user_2 = next((u for u in users if == user_2_id), None)

# Simpler solution using lookup table
lookup = dict((, user) for u in users)
user_1 = lookup[user_1_id]
user_2 = lookup[user_2_id]

This tip is not very obvious, hence this explanation:

user_1 = next((u for u in users if == user_1_id), None)

This method employs a iterator looping through the list of users every time we have to find a user, which means we have to run this loop a hundred times. This poses a complexity of O(N2).

lookup = dict((, user) for u in users)
user_1 = lookup[user_1_id]

This method on the other hand iterates through the users list one time and create a lookup table that we can again and again without having to iterate through the list every time. This reduces the complexity to O(N) which could theoretically lead up to 10 times faster execution of the program.

Python Tip #7 – getattr()

Sometimes we have to deal with external objects and their attributes. getattr() can save you at those times.

# Get the attribute name
name =  # AttributeError if name is not present

# Check if the attribute is present before fetching
    name =
except AttributeError:
    name = "Guest"

# Simpler solution
name = if hasattr(obj, "name") else "Guest"

# Simplest Solution
name = getattr(obj, "name", "Guest")

Python Tip #6 – Merging Dictionaries

Merge or combine dictionaries

d1 = { "a": 1 }
d2 = { "b": 2 }

# Adding elements of one dictionary to another
d1.update(d2)  # d1 => { "a": 1, "b": 2 }

# Create a new dict with values from other dictionaries
d3 = { **d1, **d2 }  # d3 => { "a": 1, "b": 2 }
d4 = { **d3, "c": 3 }  # d4 => { "a": 1, "b": 2, "c": 3 }

** is the unpacking operator

Python Tip #4 – Find an element in a list satisfying condition

What if you want to find the first item that matches the condition instead of getting a list of items?

selected = None
for i in items:
if condition:
selected = i

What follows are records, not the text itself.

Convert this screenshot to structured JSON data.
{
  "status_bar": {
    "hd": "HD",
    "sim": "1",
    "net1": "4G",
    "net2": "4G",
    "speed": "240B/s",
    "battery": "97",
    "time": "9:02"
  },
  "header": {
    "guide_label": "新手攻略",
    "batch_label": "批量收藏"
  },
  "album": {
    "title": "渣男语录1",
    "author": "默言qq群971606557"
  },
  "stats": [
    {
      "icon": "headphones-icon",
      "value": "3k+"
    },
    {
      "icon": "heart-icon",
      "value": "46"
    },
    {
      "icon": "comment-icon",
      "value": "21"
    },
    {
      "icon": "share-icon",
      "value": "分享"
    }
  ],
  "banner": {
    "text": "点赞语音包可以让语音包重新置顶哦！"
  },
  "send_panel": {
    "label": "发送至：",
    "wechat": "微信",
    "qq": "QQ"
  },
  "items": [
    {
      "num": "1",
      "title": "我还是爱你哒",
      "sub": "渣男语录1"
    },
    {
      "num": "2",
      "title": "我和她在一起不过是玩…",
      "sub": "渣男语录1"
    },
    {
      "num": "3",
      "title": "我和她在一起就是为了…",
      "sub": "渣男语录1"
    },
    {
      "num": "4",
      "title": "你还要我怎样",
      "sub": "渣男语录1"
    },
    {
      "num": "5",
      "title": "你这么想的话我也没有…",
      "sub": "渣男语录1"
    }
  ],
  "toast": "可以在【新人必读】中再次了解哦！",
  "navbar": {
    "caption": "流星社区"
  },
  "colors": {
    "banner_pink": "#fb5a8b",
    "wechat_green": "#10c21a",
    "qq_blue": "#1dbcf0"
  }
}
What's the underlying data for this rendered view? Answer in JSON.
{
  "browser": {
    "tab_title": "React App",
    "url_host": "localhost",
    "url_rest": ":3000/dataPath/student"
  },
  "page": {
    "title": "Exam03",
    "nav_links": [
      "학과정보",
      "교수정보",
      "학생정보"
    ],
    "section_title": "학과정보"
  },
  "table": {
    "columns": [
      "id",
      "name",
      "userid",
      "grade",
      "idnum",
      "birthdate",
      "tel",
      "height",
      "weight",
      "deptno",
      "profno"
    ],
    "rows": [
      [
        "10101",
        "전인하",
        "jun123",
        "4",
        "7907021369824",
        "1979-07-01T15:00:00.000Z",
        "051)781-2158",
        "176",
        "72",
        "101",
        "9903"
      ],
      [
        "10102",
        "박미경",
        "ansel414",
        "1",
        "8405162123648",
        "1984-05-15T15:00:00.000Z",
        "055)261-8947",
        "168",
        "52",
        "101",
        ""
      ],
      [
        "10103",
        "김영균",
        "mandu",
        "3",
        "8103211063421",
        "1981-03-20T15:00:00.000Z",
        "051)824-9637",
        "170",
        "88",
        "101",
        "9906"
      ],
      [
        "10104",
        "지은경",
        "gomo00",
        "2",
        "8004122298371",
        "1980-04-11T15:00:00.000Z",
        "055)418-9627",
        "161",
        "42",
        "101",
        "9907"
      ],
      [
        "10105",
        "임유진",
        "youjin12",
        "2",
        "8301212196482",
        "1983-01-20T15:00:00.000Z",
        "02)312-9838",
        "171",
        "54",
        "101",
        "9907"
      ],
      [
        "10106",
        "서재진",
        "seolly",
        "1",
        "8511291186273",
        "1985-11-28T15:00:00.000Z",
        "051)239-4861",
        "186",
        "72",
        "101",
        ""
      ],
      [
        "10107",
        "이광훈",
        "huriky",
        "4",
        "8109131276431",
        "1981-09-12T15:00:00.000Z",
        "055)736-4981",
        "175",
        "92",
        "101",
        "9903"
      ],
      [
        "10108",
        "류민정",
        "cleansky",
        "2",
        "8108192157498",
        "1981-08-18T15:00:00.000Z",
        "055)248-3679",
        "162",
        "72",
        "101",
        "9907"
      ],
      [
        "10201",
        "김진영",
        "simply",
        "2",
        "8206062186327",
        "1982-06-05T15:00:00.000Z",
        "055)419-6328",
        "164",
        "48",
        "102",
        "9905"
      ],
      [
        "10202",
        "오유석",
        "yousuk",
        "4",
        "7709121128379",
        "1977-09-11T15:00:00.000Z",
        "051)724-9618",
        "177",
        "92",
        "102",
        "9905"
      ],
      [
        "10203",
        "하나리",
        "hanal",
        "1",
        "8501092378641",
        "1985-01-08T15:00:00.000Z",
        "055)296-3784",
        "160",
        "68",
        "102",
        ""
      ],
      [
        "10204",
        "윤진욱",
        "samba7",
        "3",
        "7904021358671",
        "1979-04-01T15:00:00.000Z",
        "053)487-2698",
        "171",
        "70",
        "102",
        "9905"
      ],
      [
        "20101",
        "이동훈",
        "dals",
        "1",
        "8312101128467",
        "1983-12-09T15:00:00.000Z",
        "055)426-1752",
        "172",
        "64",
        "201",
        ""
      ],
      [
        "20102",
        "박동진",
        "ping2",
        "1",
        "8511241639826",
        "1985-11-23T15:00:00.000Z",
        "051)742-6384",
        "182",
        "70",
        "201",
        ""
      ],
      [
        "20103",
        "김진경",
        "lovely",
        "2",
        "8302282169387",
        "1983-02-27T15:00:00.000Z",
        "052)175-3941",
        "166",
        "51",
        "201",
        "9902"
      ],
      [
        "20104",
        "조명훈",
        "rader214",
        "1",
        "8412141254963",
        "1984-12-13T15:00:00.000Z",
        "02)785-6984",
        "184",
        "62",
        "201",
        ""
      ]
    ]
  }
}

# Simpler version using next()
selected = next((i for i in items if condition), None)

next() is a built in function which is not that well known.